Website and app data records
BEGIN

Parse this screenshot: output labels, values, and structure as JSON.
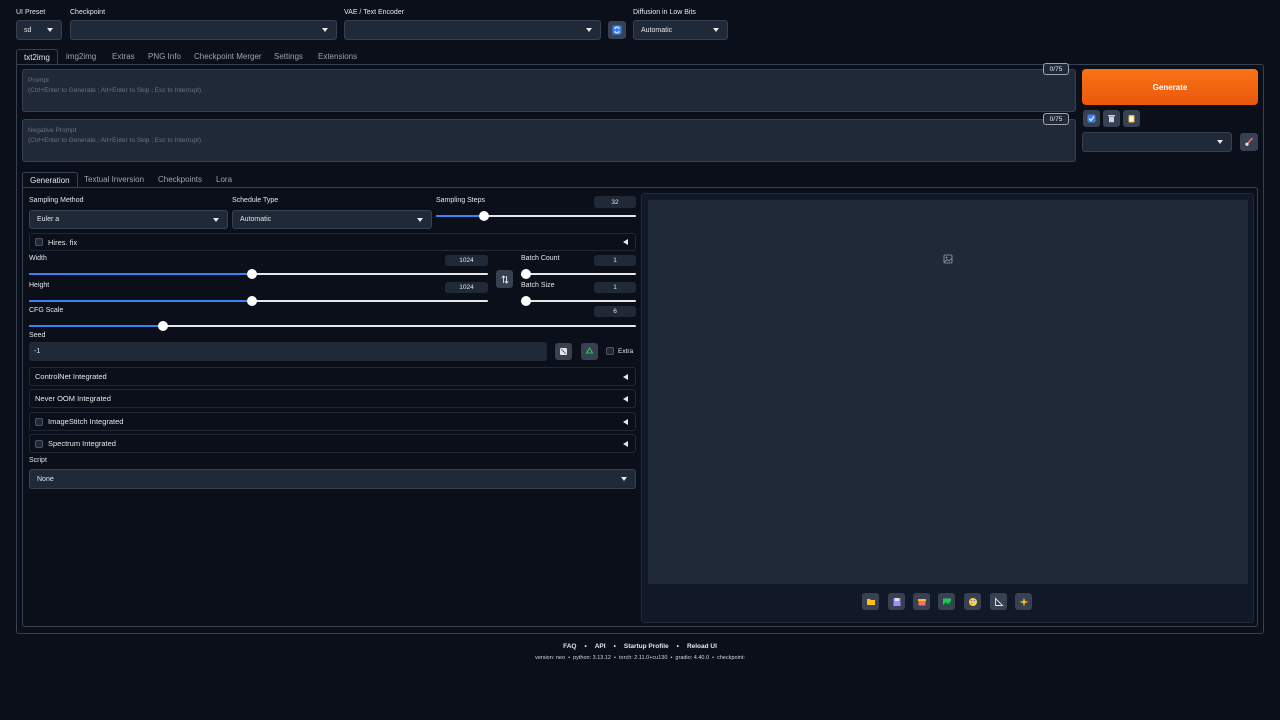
{
  "top": {
    "ui_preset_label": "UI Preset",
    "ui_preset_value": "sd",
    "checkpoint_label": "Checkpoint",
    "checkpoint_value": "",
    "vae_label": "VAE / Text Encoder",
    "vae_value": "",
    "diffusion_label": "Diffusion in Low Bits",
    "diffusion_value": "Automatic"
  },
  "main_tabs": [
    "txt2img",
    "img2img",
    "Extras",
    "PNG Info",
    "Checkpoint Merger",
    "Settings",
    "Extensions"
  ],
  "prompt": {
    "label": "Prompt",
    "hint": "(Ctrl+Enter to Generate ; Alt+Enter to Skip ; Esc to Interrupt)",
    "counter": "0/75"
  },
  "negative_prompt": {
    "label": "Negative Prompt",
    "hint": "(Ctrl+Enter to Generate ; Alt+Enter to Skip ; Esc to Interrupt)",
    "counter": "0/75"
  },
  "generate_label": "Generate",
  "styles_value": "",
  "sub_tabs": [
    "Generation",
    "Textual Inversion",
    "Checkpoints",
    "Lora"
  ],
  "generation": {
    "sampling_method_label": "Sampling Method",
    "sampling_method_value": "Euler a",
    "schedule_type_label": "Schedule Type",
    "schedule_type_value": "Automatic",
    "sampling_steps_label": "Sampling Steps",
    "sampling_steps_value": "32",
    "hires_fix_label": "Hires. fix",
    "width_label": "Width",
    "width_value": "1024",
    "height_label": "Height",
    "height_value": "1024",
    "batch_count_label": "Batch Count",
    "batch_count_value": "1",
    "batch_size_label": "Batch Size",
    "batch_size_value": "1",
    "cfg_scale_label": "CFG Scale",
    "cfg_scale_value": "6",
    "seed_label": "Seed",
    "seed_value": "-1",
    "extra_label": "Extra",
    "accordions": [
      "ControlNet Integrated",
      "Never OOM Integrated",
      "ImageStitch Integrated",
      "Spectrum Integrated"
    ],
    "script_label": "Script",
    "script_value": "None"
  },
  "sliders": {
    "sampling_steps": 0.24,
    "width": 0.485,
    "height": 0.485,
    "batch_count": 0.0,
    "batch_size": 0.0,
    "cfg_scale": 0.22
  },
  "footer": {
    "links": [
      "FAQ",
      "API",
      "Startup Profile",
      "Reload UI"
    ],
    "separator": "•",
    "version_text": "version: neo  •  python: 3.13.12  •  torch: 2.11.0+cu130  •  gradio: 4.40.0  •  checkpoint:"
  },
  "colors": {
    "background": "#0b0f19",
    "panel": "#1f2937",
    "accent_orange": "#ea580c",
    "slider_blue": "#3b82f6"
  }
}
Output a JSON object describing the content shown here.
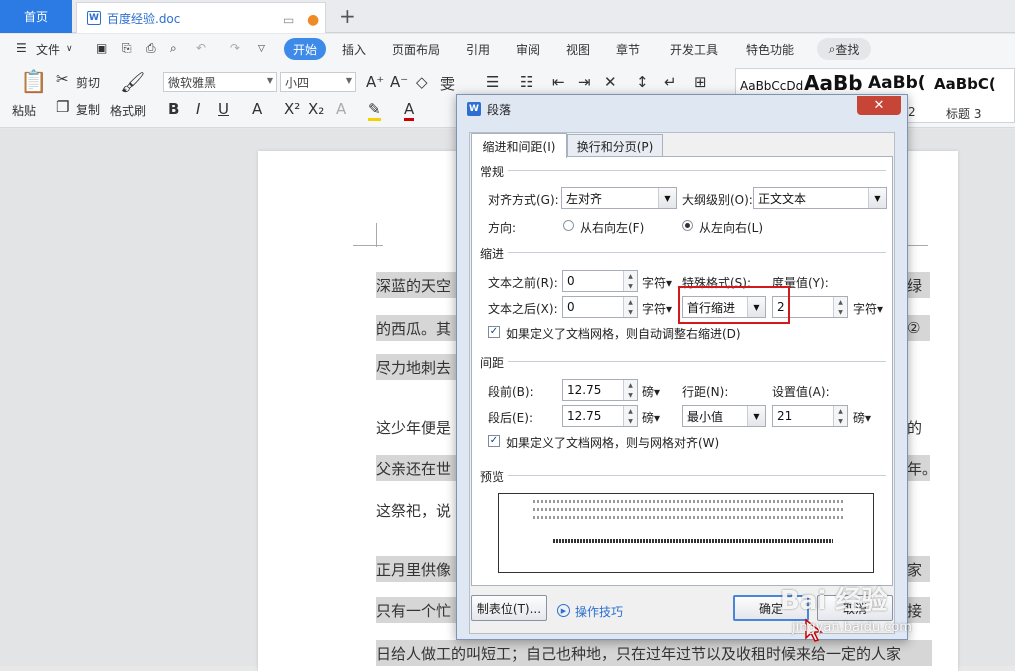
{
  "tabs": {
    "home": "首页",
    "doc": "百度经验.doc"
  },
  "menu": {
    "file": "文件",
    "items": [
      "开始",
      "插入",
      "页面布局",
      "引用",
      "审阅",
      "视图",
      "章节",
      "开发工具",
      "特色功能"
    ],
    "search": "查找"
  },
  "ribbon": {
    "paste": "粘贴",
    "cut": "剪切",
    "copy": "复制",
    "format_painter": "格式刷",
    "font": "微软雅黑",
    "size": "小四",
    "styles": [
      {
        "sample": "AaBbCcDd",
        "name": ""
      },
      {
        "sample": "AaBb",
        "name": "2"
      },
      {
        "sample": "AaBb(",
        "name": ""
      },
      {
        "sample": "AaBbC(",
        "name": "标题 3"
      }
    ]
  },
  "document": {
    "lines": [
      {
        "text": "深蓝的天空",
        "tail": "绿"
      },
      {
        "text": "的西瓜。其",
        "tail": "②"
      },
      {
        "text": "尽力地刺去",
        "tail": ""
      },
      {
        "text": "这少年便是",
        "tail": "的"
      },
      {
        "text": "父亲还在世",
        "tail": "年。"
      },
      {
        "text": "这祭祀，说",
        "tail": ""
      },
      {
        "text": "正月里供像",
        "tail": "家"
      },
      {
        "text": "只有一个忙",
        "tail": "接"
      },
      {
        "text": "日给人做工的叫短工；自己也种地，只在过年过节以及收租时候来给一定的人家",
        "tail": ""
      }
    ]
  },
  "dialog": {
    "title": "段落",
    "close": "✕",
    "tabs": [
      "缩进和间距(I)",
      "换行和分页(P)"
    ],
    "general": {
      "title": "常规",
      "align_label": "对齐方式(G):",
      "align_value": "左对齐",
      "outline_label": "大纲级别(O):",
      "outline_value": "正文文本",
      "direction_label": "方向:",
      "rtl": "从右向左(F)",
      "ltr": "从左向右(L)"
    },
    "indent": {
      "title": "缩进",
      "before_label": "文本之前(R):",
      "before_value": "0",
      "after_label": "文本之后(X):",
      "after_value": "0",
      "unit": "字符▾",
      "special_label": "特殊格式(S):",
      "special_value": "首行缩进",
      "measure_label": "度量值(Y):",
      "measure_value": "2",
      "measure_unit": "字符▾",
      "grid_check": "如果定义了文档网格，则自动调整右缩进(D)"
    },
    "spacing": {
      "title": "间距",
      "before_label": "段前(B):",
      "before_value": "12.75",
      "after_label": "段后(E):",
      "after_value": "12.75",
      "unit": "磅▾",
      "line_label": "行距(N):",
      "line_value": "最小值",
      "setting_label": "设置值(A):",
      "setting_value": "21",
      "setting_unit": "磅▾",
      "grid_check": "如果定义了文档网格，则与网格对齐(W)"
    },
    "preview": {
      "title": "预览"
    },
    "buttons": {
      "tabs": "制表位(T)...",
      "tips": "操作技巧",
      "ok": "确定",
      "cancel": "取消"
    }
  },
  "watermark": {
    "brand": "Bai 经验",
    "url": "jingyan.baidu.com"
  },
  "colors": {
    "accent": "#3e8ae8",
    "highlight": "#d11a1a"
  }
}
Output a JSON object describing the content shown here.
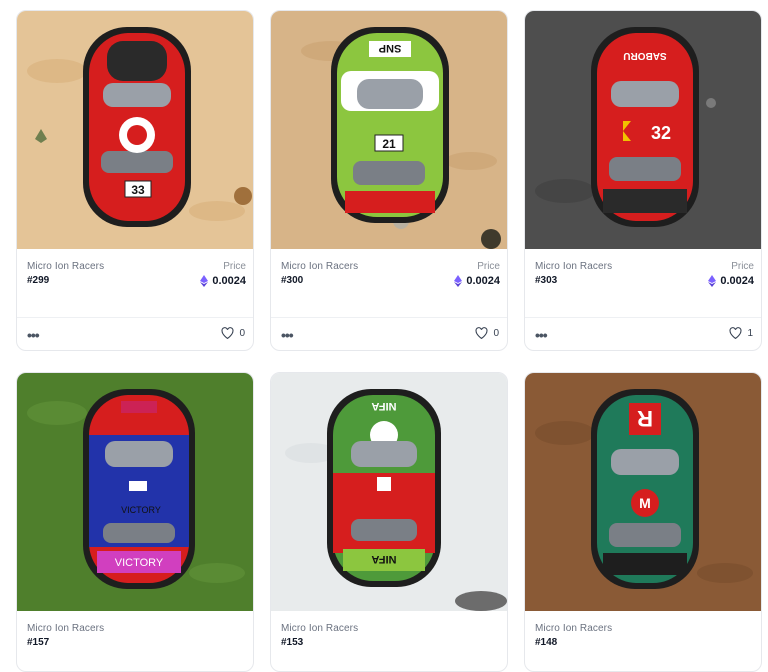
{
  "cards": [
    {
      "collection": "Micro Ion Racers",
      "token": "#299",
      "price_label": "Price",
      "price": "0.0024",
      "likes": "0",
      "bg": "#e4c497",
      "car_body": "#d61e1e",
      "car_number": "33"
    },
    {
      "collection": "Micro Ion Racers",
      "token": "#300",
      "price_label": "Price",
      "price": "0.0024",
      "likes": "0",
      "bg": "#d7b488",
      "car_body": "#8cc63f",
      "car_number": "21",
      "car_text": "SNP"
    },
    {
      "collection": "Micro Ion Racers",
      "token": "#303",
      "price_label": "Price",
      "price": "0.0024",
      "likes": "1",
      "bg": "#4e4e4e",
      "car_body": "#d61e1e",
      "car_number": "32",
      "car_text": "SABORU"
    },
    {
      "collection": "Micro Ion Racers",
      "token": "#157",
      "bg": "#4f7f2c",
      "car_body": "#2233aa",
      "car_text": "VICTORY"
    },
    {
      "collection": "Micro Ion Racers",
      "token": "#153",
      "bg": "#e8ebec",
      "car_body": "#4e9a3a",
      "car_text": "NIFA"
    },
    {
      "collection": "Micro Ion Racers",
      "token": "#148",
      "bg": "#8a5a36",
      "car_body": "#1f7a5a",
      "car_letter": "R",
      "car_badge": "M"
    }
  ],
  "icons": {
    "menu": "more-dots-icon",
    "like": "heart-icon",
    "currency": "ethereum-icon"
  },
  "colors": {
    "accent_eth": "#7b61ff",
    "border": "#e6e8ec"
  }
}
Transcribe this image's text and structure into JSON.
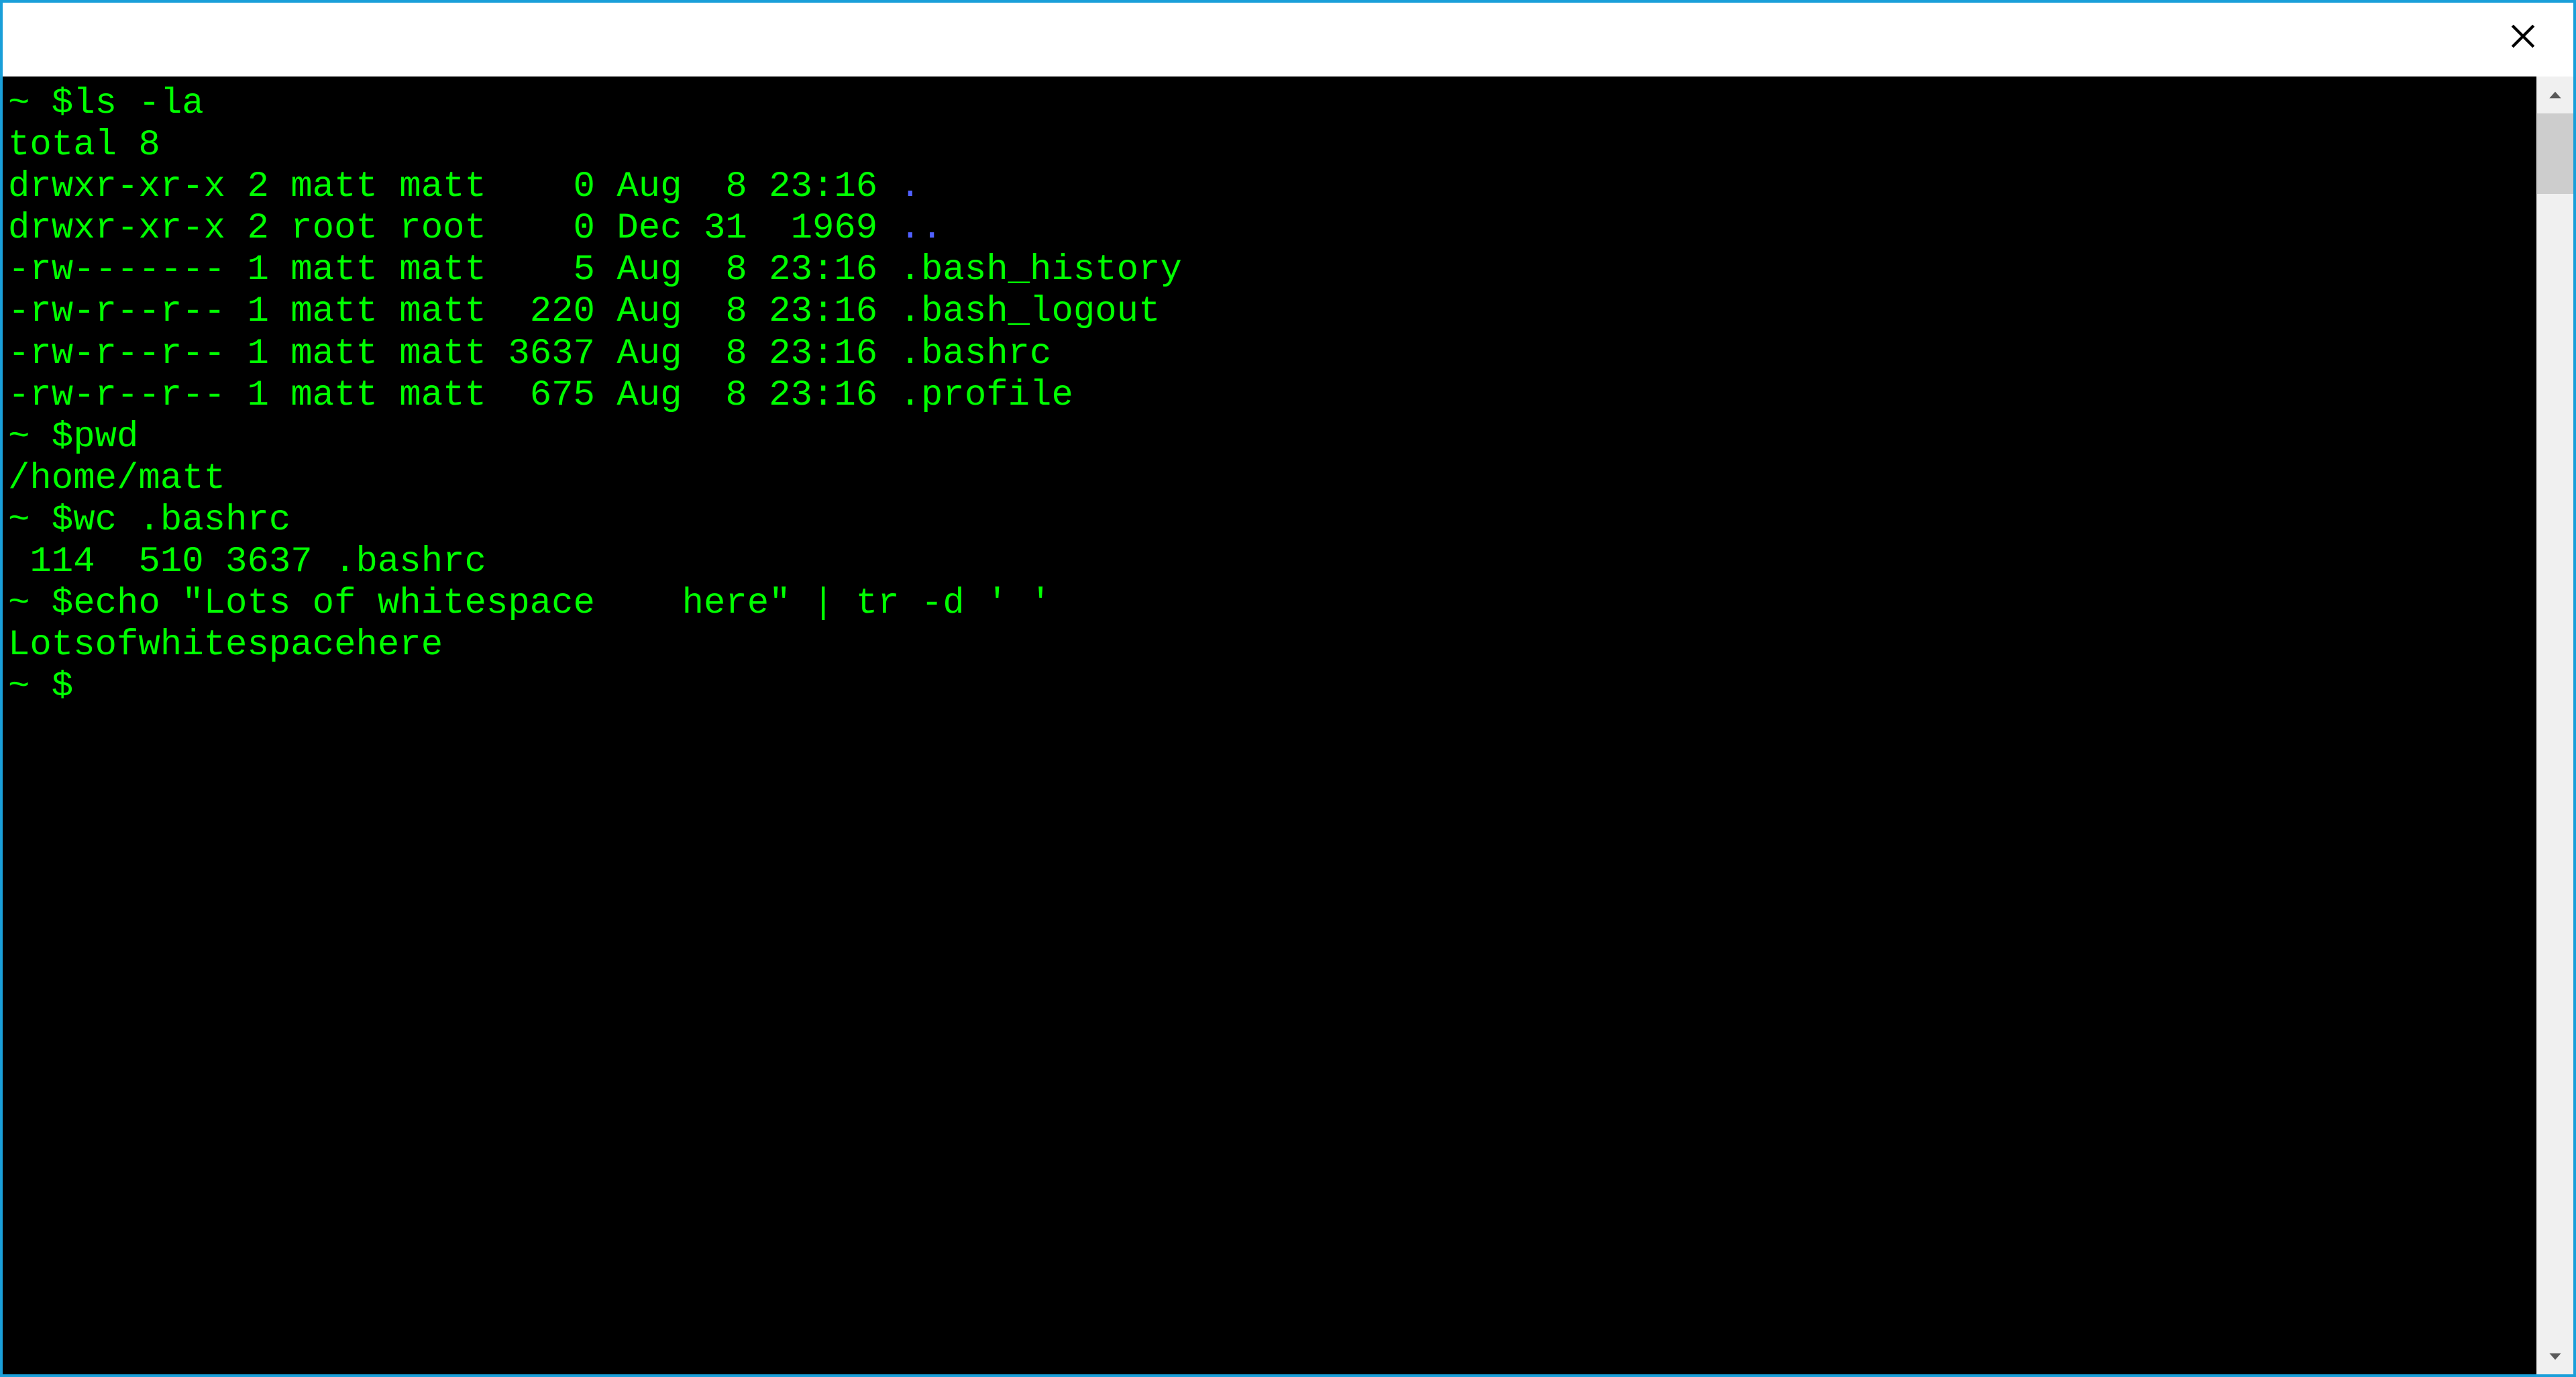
{
  "prompt": {
    "tilde": "~",
    "sep": " $"
  },
  "titlebar": {
    "close_title": "Close"
  },
  "session": {
    "cmd1": "ls -la",
    "ls": {
      "total_line": "total 8",
      "rows": [
        {
          "perm": "drwxr-xr-x",
          "links": "2",
          "owner": "matt",
          "group": "matt",
          "size": "0",
          "s_pad": "   ",
          "month": "Aug",
          "day": " 8",
          "time": "23:16",
          "name": ".",
          "is_dir": true
        },
        {
          "perm": "drwxr-xr-x",
          "links": "2",
          "owner": "root",
          "group": "root",
          "size": "0",
          "s_pad": "   ",
          "month": "Dec",
          "day": "31",
          "time": " 1969",
          "name": "..",
          "is_dir": true
        },
        {
          "perm": "-rw-------",
          "links": "1",
          "owner": "matt",
          "group": "matt",
          "size": "5",
          "s_pad": "   ",
          "month": "Aug",
          "day": " 8",
          "time": "23:16",
          "name": ".bash_history",
          "is_dir": false
        },
        {
          "perm": "-rw-r--r--",
          "links": "1",
          "owner": "matt",
          "group": "matt",
          "size": "220",
          "s_pad": " ",
          "month": "Aug",
          "day": " 8",
          "time": "23:16",
          "name": ".bash_logout",
          "is_dir": false
        },
        {
          "perm": "-rw-r--r--",
          "links": "1",
          "owner": "matt",
          "group": "matt",
          "size": "3637",
          "s_pad": "",
          "month": "Aug",
          "day": " 8",
          "time": "23:16",
          "name": ".bashrc",
          "is_dir": false
        },
        {
          "perm": "-rw-r--r--",
          "links": "1",
          "owner": "matt",
          "group": "matt",
          "size": "675",
          "s_pad": " ",
          "month": "Aug",
          "day": " 8",
          "time": "23:16",
          "name": ".profile",
          "is_dir": false
        }
      ]
    },
    "cmd2": "pwd",
    "pwd_out": "/home/matt",
    "cmd3": "wc .bashrc",
    "wc_out": " 114  510 3637 .bashrc",
    "cmd4": "echo \"Lots of whitespace    here\" | tr -d ' '",
    "echo_out": "Lotsofwhitespacehere"
  }
}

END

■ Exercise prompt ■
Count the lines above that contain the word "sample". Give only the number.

■ Written response ■
4